Over a half a dozen small and medium enterprises with a turnover of less than R5 crore have also pledged to invest. This is important, as roughly 80% of the labour-intensive garment sector is dominated by small-scale industries.
Ashok G Rajani, the chairman of AEPC and also the chief of Midas Touch Exports, has pledged to invest R75 crore and hire 650 people in response to the package.
The government in June announced a raft of measures including the introduction of fixed-term employment, optional contribution to EPF by workers earning less than R15,000 a month, refund of employers’ contribution of EPF, additional incentives under the Amended Technology Upgradation Fund Scheme, enhanced duty drawback and some income tax relief to boost the garment sector.
The government introduced fixed-term employment and brought in parity between the contractual and permanent labourers in terms of wages and all other incentives.
So a garment factory now has the flexibility to hire contractual workers for a fixed period with ease so that it can meet supply commitments, given the highly seasonal nature of export orders. Despite enthusiasm shown by exporters for the package, analysts say the targets set by the government are too ambitious to be achieved in a span of three years, given stressed balance sheets of most companies, subdued demand and dented cost competitiveness of Indian exporters vis-a-vis Bangladesh’s or Vietnam’s.
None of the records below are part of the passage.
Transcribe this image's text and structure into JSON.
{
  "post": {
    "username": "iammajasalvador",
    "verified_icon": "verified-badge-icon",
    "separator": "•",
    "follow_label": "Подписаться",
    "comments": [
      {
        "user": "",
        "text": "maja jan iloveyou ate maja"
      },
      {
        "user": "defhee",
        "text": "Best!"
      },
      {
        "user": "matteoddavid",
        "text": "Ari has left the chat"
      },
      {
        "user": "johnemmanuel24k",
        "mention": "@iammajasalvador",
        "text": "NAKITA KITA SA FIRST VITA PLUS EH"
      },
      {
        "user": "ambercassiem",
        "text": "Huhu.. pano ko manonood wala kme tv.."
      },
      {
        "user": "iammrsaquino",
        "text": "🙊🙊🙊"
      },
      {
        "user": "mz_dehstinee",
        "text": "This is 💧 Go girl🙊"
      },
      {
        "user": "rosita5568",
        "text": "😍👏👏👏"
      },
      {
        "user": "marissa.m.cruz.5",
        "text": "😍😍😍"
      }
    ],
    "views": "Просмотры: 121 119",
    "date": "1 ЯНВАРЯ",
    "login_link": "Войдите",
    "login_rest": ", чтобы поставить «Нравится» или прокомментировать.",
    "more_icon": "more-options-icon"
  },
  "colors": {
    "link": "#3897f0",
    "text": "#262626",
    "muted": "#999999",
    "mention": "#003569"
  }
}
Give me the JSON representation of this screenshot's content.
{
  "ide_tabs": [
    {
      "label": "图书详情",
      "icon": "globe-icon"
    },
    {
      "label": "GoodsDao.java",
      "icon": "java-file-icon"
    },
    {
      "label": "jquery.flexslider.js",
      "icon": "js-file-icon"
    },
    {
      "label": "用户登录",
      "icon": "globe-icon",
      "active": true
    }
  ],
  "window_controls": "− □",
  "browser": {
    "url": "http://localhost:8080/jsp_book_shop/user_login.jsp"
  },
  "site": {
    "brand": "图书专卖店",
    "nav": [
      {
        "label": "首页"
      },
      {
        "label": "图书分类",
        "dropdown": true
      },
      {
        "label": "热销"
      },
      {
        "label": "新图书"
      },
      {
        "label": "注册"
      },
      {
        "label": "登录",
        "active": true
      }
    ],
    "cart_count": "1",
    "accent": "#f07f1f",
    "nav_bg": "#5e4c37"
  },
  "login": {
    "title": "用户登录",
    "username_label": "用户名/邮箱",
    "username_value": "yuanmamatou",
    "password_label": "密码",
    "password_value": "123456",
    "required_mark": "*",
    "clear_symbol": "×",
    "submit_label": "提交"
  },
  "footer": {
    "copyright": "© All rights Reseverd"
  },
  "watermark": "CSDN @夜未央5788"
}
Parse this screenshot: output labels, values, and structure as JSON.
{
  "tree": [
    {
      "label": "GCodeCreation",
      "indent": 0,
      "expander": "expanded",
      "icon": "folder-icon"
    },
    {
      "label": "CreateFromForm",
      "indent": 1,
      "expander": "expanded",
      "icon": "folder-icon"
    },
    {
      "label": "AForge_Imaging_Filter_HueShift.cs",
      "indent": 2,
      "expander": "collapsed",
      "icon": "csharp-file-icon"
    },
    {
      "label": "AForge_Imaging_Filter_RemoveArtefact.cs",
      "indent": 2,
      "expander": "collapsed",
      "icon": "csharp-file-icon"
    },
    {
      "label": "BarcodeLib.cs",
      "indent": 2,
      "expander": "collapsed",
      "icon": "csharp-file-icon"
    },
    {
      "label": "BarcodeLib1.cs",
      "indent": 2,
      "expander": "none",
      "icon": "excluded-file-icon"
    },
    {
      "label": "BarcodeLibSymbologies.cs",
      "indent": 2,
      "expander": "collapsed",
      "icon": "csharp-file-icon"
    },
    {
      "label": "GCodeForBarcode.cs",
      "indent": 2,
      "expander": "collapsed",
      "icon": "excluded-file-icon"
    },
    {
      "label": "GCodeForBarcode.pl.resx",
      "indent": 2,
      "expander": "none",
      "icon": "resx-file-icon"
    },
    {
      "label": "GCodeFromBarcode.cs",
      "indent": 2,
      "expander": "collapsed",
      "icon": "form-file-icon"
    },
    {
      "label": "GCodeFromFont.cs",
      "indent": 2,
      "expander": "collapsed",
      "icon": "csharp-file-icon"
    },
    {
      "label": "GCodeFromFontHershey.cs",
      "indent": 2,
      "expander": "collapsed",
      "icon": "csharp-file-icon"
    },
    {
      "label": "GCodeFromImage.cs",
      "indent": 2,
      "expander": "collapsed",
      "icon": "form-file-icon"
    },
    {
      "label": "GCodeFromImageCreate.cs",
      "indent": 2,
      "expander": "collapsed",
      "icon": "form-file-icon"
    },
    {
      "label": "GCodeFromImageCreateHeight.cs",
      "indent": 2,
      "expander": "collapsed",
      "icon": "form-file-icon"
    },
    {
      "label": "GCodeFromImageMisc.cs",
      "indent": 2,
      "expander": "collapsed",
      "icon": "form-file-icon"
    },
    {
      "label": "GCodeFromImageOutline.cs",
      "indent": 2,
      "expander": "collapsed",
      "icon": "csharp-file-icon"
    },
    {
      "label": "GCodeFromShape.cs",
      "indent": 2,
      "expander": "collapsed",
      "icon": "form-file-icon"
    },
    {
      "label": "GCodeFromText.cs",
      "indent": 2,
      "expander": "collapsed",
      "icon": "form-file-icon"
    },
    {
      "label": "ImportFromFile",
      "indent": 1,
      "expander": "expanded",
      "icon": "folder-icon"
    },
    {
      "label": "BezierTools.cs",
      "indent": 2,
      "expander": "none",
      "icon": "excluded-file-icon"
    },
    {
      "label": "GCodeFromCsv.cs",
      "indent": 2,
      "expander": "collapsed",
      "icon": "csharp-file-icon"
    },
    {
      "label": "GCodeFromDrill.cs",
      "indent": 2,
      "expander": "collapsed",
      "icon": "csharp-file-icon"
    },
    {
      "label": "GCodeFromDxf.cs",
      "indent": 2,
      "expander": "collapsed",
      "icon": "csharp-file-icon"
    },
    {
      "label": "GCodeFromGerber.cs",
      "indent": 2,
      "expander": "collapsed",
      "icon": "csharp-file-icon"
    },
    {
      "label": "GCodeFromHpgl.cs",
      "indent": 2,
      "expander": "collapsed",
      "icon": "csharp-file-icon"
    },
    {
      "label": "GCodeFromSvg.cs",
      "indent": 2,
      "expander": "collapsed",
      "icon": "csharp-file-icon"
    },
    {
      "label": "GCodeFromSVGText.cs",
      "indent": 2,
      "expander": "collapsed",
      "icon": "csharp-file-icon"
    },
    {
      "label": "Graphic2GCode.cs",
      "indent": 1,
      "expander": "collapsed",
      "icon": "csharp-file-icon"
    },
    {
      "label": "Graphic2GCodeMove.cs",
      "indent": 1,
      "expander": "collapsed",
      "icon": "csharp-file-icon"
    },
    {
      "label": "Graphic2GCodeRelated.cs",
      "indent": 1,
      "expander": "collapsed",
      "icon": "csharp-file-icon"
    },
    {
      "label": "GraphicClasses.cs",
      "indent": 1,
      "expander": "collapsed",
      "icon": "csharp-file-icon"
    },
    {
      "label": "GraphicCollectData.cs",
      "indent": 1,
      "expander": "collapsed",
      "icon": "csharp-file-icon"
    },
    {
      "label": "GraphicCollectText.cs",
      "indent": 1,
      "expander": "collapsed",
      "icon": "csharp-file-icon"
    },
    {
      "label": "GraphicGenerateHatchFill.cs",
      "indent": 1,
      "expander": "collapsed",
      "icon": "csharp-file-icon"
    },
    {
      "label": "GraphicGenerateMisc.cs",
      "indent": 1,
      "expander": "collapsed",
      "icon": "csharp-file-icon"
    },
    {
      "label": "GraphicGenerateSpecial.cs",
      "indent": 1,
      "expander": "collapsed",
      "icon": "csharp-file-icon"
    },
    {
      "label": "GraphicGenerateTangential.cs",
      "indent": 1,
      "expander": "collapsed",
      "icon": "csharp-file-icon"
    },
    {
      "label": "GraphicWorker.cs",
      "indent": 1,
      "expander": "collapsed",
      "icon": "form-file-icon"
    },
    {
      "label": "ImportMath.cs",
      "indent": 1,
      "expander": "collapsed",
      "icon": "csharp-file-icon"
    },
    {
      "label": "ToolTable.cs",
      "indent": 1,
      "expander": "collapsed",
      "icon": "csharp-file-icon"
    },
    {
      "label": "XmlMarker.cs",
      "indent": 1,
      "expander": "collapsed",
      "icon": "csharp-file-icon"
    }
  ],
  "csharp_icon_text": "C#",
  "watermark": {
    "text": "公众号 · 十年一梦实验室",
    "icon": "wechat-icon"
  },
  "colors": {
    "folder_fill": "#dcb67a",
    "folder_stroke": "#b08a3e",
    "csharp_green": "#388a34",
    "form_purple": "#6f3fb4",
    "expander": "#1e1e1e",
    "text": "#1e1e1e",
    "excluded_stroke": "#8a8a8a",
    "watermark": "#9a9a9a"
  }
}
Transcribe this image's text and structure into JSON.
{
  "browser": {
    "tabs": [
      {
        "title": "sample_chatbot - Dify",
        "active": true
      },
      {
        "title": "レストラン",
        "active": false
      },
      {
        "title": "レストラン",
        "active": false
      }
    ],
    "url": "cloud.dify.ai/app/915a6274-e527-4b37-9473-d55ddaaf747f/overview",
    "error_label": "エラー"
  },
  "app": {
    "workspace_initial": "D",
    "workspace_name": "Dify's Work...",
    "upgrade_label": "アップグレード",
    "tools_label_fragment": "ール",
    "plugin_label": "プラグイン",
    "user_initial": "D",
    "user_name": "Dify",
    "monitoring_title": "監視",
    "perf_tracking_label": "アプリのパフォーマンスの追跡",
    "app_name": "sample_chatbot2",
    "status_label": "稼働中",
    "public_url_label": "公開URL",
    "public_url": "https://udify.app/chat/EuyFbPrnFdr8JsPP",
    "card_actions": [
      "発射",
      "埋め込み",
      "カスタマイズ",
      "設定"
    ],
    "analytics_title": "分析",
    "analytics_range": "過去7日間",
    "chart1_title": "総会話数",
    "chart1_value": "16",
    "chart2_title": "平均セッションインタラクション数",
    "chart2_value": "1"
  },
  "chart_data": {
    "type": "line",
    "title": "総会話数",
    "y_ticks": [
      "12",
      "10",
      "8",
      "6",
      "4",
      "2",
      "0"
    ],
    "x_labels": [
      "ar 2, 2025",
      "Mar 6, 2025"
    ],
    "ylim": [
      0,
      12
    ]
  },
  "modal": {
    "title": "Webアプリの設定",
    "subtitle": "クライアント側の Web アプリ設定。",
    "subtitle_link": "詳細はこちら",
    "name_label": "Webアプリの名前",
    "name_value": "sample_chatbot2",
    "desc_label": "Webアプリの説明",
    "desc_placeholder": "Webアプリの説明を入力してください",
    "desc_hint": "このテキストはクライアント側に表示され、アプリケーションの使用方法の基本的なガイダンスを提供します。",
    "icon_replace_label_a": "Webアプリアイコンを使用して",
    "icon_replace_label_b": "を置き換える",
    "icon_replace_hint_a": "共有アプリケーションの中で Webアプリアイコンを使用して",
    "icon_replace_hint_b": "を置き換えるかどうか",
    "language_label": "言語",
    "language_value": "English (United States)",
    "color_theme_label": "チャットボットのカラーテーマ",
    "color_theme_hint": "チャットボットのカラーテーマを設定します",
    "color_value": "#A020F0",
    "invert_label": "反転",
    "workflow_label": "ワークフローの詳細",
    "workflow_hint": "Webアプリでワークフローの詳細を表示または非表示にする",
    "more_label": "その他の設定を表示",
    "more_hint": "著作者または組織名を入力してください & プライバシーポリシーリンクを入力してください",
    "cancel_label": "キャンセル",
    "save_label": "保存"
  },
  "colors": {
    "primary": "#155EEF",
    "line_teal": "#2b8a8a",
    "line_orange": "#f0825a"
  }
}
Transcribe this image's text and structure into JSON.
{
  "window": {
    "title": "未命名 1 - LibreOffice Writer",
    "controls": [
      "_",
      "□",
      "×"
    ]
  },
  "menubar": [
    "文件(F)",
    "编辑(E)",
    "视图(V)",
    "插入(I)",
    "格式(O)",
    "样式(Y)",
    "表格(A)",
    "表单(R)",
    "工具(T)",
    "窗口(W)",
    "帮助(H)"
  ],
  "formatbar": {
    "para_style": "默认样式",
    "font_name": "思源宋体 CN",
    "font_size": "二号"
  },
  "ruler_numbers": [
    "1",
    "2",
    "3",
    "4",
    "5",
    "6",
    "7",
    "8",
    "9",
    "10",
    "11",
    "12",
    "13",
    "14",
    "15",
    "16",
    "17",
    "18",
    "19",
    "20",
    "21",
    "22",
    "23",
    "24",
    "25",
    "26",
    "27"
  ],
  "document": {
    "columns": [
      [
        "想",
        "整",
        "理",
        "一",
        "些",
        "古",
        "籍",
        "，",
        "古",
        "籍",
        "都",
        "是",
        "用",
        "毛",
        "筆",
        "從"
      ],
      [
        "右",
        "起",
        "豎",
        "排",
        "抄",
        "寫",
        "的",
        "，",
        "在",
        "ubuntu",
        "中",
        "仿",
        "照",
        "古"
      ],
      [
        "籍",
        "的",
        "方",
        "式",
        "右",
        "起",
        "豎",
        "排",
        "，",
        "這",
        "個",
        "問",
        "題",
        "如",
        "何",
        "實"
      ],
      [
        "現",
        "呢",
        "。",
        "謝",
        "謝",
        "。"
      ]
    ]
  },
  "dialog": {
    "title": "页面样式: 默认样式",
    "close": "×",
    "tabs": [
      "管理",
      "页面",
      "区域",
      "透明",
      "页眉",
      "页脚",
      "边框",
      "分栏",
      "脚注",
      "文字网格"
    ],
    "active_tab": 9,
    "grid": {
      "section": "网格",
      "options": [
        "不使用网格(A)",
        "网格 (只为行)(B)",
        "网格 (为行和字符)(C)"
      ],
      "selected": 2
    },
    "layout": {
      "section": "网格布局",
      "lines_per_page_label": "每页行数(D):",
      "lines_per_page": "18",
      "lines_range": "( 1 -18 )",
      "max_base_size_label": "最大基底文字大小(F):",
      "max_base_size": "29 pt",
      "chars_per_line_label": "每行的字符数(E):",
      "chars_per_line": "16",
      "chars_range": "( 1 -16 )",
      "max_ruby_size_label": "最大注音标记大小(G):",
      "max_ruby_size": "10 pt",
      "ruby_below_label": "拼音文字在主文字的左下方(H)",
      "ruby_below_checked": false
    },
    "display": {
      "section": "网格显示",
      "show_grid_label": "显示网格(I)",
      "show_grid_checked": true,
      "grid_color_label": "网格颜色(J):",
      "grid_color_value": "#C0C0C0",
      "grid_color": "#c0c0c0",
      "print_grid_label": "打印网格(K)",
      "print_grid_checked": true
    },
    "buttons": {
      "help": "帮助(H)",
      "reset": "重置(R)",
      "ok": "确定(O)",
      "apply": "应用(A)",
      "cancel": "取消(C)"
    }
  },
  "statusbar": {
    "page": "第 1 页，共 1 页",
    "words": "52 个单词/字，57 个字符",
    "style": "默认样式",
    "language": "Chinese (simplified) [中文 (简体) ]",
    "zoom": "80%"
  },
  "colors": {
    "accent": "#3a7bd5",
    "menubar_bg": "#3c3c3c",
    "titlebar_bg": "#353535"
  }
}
Nevertheless, the analysts added that the steps will also encourage the consolidation of garments units under fewer roofs and more units may come under the organised sector. At present, close to 32 million people are employed in the textiles and garments sector, which is the largest jobs provider after agriculture and accounts for roughly 15% of the country’s exports. The country’s textile and garment exports stood almost flat at $40 billion in the last fiscal, with clothing accounting for $17 billion.